Newcastle University Research Fellow


Personal Biography

David Llobet-Navàs (Lleida, 1980) obtained his degree in Biology (1999-2003, Universitat Autònoma de Barcelona, Barcelona). After a research internship he realized his PhD studies in the Institute of Biomedical Research in Lleida (IRB-Lleida) (2004-2009). In the laboratory of Xavier Matias-Guiu and Xavier Dolcet he was initiated in the study of molecular alterations involved in the development and progression of endometrial cancer. His work resulted in seven first-author publications in internationally recognized peer-reviewed journals and received, in 2010, a Premi Sant Jordi Award (August Pi i Sunyer Award of Biochemistry and Physiological Sciences) and the Extraordinary Doctorate Award to the best doctoral thesis by the University of Lleida.

During the course of his PhD he joined the laboratory of John C. Reed (The Sanford-Burnham Institute for Medical Research, 2007) and contributed to seminal studies deciphering the role of BCL-2, TRAF3 and TRAF2 in autoimmunity and Chronic Lymphocytic Leukaemia (CLL). To expand his scientific training he joined the laboratory of Jose Silva (Columbia University and The Mount Sinai School of Medicine, 2009-2015) where he studied the role of microRNAs in mammary gland development and cancer and worked in the identification of new tumour suppressors and breast cancer vulnerabilities by using genome-wide loss of function assays through pooled shRNA-miR screenings.

In 2016, thanks to an Independent Researcher Establishment Scheme Award, David has been recruited into the Institute of Genetic Medicine-Newcastle University where he has established his own group. Our work is currently funded by Newcastle University, the JGW-Patterson Foundation, The Academy of Medical Sciences and Fundacio La Marato de TV3.









Research Interests

To study the link between obesity and cancer development.


Recent studies indicate that 35% of the adult population (aged 20 years and older) worldwide is overweight (body mass index (BMI)=25 kg/m2 or greater), including 12% that is classified as obese (BMI >30 kg/m2). Obesity generates a profound economic burden beyond its evident health impact. As per average, treatment of obesity and associated comorbidities ranges from 2 to 7% of total health care costs per country, making the healthcare expenditures for an obese person 25% higher compared to a person of normal weight at any given age.

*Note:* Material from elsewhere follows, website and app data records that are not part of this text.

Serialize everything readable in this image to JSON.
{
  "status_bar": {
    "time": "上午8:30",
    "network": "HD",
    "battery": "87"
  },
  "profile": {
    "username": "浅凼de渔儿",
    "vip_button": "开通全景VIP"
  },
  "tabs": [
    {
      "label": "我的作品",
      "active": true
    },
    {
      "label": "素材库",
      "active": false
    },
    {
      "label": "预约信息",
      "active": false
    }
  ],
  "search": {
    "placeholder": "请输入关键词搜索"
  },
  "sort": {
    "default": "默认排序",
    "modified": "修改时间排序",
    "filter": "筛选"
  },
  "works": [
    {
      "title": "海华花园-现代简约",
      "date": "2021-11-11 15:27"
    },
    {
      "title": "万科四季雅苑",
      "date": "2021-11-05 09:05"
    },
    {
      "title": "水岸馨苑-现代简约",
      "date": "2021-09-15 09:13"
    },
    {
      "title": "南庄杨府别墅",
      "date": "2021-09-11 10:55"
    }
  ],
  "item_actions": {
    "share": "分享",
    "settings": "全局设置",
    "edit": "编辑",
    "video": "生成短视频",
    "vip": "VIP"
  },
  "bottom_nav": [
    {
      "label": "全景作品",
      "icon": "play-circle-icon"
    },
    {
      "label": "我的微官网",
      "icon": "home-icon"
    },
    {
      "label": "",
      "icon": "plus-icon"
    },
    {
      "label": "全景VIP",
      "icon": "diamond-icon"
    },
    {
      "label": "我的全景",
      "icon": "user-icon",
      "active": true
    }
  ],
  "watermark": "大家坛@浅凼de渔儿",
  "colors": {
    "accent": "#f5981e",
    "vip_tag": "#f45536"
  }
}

Obesity is associated with increased risk of certain types of cancers (e.g., breast and endometrial) and epidemiological studies suggest that 3 to 6% of new cancer cases per year and 3 to 9% of cancer deaths are attributable to high BMI. These exceptional estimations underscore the dramatic impact of high BMI in tumorigenesis and provide a realistic cancer preventive strategy by modulating BMI.

Although the mechanistic processes that could explain the intimate relation between obesity and cancer are multiple, preventative strategies are still based on dietary modifications or exercise regimens. By implementing a multidisciplinary approach based on molecular and cellular techniques combined with genome-wide functional assays, computational analysis, mouse models and patient tissue sample analysis, my research group will investigate how specific genes (regular coding and non-coding genes, particularly microRNAs) regulate fat tissue homeostasis and simultaneously impact tumorigenic events to design novel and complementary therapeutic approaches.